Nothing happened this week.
Thus far into the course and its readings, it seems to me that there has been more focus on evanescence and change than on form. In “As I Crossed a Bridge of Dreams,” the author chronicles her life in a lyrical and unencumbered prose. The novella is filled with birth and death; bridges and crossings and journeys; the quintessential elements of the human experience of her era. From chapter to chapter, it is difficult to tell how much time has passed. In her anecdote about the princess who runs away to a far-flung village because “It is no doubt a karma from some previous existence that has made me leave my traces in this province!” (49). In the Buddhist world defined by change, time does not deserve a special place in the relationship between cause and effect. This change “works against our desires to make reality comply with our need to rationalize and control its processes” and creates the Buddhist idea of duhka (Inouye, 26). In The Vimilakirti Sutra, we are presented with the cold, hard truth of the evanescent nature of the human body – “nothing teaches us the truth of change as effectively as our bodies” (Inoue, 36). Yet this same sutra also teaches the idea that “The body of Buddha is the body of the law” (Sutra, 103). To me, this seems to imply that despite the impermanent and ever-changing nature of the universe, there are still laws – forms – that it must obey.
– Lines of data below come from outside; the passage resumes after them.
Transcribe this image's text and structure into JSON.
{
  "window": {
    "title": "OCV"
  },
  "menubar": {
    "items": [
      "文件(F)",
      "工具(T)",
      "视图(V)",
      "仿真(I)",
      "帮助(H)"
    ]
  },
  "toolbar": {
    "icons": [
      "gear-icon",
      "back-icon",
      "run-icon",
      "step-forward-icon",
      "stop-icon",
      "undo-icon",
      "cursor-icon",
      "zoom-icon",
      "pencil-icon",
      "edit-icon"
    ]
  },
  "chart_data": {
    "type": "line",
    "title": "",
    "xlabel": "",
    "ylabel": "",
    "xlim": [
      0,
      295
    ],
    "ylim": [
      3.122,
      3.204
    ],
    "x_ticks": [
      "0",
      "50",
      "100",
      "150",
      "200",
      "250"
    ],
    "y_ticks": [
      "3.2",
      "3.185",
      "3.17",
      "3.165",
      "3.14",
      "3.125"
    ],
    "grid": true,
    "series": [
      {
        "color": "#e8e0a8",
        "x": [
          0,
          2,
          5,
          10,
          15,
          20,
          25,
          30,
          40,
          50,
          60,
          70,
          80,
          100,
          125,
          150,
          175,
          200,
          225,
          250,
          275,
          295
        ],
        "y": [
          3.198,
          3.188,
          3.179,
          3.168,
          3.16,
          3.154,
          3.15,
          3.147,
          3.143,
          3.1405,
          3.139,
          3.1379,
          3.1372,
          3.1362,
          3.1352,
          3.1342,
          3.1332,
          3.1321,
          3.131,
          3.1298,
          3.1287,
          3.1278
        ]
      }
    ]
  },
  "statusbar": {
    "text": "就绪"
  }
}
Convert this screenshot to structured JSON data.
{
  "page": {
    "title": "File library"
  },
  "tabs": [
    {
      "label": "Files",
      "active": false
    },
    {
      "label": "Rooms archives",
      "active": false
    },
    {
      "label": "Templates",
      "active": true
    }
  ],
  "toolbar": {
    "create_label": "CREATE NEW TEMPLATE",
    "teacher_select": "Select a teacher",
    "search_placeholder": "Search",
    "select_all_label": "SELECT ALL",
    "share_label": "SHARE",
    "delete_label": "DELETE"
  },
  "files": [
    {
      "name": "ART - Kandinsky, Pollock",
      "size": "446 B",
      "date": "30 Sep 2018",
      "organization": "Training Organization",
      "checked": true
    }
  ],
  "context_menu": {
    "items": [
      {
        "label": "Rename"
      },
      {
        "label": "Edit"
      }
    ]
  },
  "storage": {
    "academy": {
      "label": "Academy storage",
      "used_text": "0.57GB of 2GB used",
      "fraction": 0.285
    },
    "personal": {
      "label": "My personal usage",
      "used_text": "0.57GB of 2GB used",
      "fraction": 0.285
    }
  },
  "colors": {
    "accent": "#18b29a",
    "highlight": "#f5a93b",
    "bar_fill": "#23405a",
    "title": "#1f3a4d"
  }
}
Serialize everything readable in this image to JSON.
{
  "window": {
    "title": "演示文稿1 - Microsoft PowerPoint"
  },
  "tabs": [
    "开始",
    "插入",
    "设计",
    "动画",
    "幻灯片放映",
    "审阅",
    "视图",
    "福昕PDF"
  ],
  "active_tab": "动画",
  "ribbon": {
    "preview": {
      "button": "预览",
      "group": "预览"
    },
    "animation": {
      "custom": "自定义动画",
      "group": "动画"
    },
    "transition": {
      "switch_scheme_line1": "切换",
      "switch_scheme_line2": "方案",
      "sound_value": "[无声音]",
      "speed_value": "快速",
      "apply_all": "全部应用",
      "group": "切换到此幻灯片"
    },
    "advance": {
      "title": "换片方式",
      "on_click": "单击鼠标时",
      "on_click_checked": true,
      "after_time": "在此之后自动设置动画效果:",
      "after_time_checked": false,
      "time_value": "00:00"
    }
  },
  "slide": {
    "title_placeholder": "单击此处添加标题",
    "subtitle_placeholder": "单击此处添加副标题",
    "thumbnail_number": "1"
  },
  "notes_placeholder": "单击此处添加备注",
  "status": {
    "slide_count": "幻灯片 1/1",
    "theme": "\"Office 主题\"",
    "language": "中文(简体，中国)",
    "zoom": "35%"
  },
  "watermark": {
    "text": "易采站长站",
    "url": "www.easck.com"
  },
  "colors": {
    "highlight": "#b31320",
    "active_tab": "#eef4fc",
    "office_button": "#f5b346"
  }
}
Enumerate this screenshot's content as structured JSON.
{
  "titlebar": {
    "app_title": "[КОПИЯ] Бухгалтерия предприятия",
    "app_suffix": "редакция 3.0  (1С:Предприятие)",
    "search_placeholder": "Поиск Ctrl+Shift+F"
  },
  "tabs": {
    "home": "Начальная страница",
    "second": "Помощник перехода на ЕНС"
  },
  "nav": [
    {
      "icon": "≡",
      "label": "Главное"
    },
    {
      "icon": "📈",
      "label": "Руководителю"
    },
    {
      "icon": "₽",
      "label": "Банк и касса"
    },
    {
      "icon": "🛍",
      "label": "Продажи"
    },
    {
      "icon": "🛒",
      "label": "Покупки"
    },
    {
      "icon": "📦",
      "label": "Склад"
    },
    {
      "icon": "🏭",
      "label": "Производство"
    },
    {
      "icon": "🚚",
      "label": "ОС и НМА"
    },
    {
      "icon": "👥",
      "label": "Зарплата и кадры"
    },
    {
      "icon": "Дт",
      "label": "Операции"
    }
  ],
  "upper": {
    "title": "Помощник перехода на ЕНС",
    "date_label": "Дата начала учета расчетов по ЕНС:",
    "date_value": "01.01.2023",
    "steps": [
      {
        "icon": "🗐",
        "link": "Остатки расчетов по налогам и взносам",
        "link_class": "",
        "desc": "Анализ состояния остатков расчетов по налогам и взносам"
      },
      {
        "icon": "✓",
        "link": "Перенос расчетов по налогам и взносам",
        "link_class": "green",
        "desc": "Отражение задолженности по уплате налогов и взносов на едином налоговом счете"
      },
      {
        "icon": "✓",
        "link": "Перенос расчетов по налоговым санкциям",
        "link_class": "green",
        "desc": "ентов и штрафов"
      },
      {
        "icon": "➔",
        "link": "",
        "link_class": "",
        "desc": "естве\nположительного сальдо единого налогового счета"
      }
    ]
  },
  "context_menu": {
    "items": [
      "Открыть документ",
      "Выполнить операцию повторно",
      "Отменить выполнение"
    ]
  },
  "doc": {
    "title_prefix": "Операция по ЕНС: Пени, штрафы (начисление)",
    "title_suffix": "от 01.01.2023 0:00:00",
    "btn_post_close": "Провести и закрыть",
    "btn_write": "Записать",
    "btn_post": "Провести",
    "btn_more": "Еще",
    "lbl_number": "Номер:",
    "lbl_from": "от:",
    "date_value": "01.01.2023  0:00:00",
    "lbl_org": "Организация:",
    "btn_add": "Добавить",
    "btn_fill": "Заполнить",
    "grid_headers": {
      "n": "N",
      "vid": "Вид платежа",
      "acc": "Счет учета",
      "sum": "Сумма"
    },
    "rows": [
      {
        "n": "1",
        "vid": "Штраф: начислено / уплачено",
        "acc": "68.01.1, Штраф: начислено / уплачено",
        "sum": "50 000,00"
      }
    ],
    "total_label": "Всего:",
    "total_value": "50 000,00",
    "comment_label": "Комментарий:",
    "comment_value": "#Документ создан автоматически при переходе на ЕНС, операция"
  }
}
The seasons change, but they are predictable according to the laws and forms of the universe.